• HOW TO COMPLETE THIS TASK:
In the entries below, find each line where the word "first" appears and give only the total count of such lines.

━━ DATA IN THIS EXERCISE ━━

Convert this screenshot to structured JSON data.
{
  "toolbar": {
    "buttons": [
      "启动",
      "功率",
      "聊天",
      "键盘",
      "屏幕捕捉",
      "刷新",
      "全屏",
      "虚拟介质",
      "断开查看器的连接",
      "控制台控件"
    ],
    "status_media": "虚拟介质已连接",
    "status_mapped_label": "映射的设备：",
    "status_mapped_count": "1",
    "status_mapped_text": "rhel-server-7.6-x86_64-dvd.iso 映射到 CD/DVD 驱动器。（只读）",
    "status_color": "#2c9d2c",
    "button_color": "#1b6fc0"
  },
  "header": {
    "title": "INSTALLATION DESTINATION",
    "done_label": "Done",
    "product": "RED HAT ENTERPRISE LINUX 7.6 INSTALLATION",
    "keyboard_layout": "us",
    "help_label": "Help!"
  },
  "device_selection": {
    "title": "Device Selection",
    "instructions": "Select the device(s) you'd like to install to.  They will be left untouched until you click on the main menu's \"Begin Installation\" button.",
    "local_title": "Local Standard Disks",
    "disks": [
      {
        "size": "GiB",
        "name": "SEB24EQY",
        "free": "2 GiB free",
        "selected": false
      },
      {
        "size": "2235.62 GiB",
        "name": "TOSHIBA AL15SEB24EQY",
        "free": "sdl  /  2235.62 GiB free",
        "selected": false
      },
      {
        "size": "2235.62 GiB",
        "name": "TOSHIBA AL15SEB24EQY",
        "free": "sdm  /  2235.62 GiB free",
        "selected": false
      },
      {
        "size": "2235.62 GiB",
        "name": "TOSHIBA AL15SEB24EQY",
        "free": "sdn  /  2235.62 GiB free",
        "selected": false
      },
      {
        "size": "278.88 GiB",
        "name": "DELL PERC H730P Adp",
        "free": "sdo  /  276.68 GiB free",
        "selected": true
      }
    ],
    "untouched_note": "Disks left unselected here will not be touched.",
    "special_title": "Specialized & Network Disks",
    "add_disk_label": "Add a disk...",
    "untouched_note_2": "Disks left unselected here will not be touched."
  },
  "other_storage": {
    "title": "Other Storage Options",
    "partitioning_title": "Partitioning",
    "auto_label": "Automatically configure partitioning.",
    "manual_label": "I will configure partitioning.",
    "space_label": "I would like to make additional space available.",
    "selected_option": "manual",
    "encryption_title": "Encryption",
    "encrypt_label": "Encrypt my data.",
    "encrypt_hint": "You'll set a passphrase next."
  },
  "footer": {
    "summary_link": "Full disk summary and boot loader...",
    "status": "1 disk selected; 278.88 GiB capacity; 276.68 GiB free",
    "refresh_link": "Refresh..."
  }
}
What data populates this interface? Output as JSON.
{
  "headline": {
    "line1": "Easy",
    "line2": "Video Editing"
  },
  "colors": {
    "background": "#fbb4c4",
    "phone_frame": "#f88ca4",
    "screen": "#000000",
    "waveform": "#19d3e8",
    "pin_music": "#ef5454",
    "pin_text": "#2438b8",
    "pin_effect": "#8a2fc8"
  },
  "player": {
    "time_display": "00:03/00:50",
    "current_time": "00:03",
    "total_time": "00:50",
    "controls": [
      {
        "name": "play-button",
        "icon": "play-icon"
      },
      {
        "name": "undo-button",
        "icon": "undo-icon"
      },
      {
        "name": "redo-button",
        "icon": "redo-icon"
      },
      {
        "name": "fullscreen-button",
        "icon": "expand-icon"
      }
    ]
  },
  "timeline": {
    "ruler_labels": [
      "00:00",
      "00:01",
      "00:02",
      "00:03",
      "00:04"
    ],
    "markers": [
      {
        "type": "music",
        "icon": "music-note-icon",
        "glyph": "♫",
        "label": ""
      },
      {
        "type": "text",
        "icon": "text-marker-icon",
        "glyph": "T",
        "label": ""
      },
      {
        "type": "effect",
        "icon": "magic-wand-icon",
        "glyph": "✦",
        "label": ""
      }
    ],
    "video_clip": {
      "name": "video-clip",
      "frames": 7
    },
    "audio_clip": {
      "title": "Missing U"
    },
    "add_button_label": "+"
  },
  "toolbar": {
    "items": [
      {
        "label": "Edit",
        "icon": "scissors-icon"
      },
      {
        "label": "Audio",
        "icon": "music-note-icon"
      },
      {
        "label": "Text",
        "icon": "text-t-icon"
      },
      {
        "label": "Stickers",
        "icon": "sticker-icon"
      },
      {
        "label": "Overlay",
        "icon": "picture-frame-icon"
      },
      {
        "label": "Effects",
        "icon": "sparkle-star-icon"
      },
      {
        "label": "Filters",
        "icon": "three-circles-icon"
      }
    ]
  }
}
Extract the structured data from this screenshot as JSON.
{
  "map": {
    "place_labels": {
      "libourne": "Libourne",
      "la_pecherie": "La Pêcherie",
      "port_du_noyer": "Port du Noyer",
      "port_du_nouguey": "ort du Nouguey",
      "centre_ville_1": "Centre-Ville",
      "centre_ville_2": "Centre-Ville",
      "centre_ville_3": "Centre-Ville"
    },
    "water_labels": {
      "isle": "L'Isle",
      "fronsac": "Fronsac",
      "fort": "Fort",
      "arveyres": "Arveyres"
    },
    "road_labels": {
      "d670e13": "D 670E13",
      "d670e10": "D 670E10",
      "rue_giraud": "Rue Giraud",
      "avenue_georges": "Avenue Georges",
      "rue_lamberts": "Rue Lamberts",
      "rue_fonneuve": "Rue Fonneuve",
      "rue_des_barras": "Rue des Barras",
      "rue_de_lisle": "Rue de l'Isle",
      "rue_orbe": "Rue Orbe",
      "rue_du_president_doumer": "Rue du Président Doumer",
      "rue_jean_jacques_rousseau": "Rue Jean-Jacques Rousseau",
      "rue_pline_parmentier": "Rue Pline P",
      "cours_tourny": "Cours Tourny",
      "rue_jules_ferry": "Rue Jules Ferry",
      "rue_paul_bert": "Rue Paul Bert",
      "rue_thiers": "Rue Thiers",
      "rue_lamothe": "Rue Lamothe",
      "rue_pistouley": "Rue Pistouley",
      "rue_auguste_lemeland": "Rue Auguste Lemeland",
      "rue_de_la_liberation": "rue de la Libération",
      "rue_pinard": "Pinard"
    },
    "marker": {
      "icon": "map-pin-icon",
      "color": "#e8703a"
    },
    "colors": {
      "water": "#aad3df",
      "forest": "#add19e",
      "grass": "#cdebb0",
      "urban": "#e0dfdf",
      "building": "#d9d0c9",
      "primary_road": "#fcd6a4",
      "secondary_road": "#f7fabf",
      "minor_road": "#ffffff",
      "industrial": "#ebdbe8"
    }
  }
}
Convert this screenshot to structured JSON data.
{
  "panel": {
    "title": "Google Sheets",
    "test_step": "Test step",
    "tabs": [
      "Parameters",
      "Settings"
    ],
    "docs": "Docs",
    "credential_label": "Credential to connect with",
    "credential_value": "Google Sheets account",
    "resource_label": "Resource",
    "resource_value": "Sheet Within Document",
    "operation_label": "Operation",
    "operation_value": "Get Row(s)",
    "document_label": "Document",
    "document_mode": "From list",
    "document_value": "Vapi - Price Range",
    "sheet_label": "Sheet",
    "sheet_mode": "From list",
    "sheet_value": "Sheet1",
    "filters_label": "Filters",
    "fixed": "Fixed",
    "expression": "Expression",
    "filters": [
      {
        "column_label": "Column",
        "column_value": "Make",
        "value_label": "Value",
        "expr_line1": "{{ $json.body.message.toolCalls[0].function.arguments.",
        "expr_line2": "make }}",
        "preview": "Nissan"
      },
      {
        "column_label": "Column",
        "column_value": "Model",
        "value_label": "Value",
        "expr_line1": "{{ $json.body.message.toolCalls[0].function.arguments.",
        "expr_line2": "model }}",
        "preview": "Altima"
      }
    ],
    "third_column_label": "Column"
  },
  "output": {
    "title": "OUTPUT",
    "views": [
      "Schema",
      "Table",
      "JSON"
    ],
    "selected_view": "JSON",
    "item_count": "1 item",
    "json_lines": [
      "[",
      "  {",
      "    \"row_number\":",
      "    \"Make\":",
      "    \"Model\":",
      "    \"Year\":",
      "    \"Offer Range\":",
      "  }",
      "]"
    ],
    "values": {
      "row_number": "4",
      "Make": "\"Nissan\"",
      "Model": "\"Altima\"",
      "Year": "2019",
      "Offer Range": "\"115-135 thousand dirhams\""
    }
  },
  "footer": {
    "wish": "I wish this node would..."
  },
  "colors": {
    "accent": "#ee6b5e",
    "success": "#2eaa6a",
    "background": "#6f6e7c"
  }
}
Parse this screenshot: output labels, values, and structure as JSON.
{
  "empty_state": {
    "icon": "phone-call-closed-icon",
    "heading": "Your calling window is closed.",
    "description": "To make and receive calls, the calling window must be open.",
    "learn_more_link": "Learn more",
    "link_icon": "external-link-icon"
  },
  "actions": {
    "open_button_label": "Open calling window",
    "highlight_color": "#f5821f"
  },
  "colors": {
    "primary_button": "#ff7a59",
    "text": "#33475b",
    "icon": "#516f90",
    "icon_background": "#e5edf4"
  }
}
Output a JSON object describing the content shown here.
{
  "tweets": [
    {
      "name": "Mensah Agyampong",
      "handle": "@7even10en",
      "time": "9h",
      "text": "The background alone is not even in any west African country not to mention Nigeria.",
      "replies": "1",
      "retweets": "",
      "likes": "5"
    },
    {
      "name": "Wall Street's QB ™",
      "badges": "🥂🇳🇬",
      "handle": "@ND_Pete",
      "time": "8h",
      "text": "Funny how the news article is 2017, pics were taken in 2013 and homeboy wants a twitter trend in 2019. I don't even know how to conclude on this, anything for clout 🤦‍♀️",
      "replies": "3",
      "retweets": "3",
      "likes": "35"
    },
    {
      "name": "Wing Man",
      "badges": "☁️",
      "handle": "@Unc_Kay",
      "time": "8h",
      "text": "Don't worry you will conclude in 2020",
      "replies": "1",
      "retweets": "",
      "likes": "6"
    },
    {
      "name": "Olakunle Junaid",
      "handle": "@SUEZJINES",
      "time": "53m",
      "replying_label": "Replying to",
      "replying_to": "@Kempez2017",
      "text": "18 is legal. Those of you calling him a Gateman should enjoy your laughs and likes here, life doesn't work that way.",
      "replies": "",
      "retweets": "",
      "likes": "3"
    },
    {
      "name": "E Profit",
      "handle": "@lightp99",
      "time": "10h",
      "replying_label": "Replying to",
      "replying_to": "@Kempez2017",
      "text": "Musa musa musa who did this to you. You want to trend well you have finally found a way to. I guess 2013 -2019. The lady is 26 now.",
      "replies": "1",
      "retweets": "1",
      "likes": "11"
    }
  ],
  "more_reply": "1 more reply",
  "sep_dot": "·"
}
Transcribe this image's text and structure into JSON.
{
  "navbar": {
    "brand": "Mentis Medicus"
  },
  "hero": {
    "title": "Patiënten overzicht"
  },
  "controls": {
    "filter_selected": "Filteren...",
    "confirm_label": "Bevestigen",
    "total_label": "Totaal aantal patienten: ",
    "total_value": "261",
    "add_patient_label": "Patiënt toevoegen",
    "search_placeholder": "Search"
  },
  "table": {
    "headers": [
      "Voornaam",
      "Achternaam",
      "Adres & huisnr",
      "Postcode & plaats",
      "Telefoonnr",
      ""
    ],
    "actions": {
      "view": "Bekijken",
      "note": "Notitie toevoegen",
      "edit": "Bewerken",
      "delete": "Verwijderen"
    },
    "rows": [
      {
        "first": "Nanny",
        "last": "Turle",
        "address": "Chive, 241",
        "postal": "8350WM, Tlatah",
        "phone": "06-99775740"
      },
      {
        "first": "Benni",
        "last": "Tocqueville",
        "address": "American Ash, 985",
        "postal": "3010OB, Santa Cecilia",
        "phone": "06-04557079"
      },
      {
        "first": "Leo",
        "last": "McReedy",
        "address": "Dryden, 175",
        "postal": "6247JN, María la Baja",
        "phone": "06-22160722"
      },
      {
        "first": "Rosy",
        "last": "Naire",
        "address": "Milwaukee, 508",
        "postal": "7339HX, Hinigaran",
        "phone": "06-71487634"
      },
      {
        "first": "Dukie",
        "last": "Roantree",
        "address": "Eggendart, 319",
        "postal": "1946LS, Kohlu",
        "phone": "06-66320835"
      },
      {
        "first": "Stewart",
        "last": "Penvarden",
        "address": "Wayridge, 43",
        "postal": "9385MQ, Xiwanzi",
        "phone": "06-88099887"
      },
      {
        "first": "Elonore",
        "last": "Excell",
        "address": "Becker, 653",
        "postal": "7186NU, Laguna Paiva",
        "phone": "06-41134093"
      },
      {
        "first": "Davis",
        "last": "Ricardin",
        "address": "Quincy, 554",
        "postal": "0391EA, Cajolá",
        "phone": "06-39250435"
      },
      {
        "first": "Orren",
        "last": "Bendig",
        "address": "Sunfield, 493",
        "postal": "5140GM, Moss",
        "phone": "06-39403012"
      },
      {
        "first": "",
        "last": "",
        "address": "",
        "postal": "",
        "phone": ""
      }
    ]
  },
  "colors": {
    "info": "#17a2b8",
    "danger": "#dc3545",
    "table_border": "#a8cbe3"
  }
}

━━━

• EXPECTED OUTPUT:
10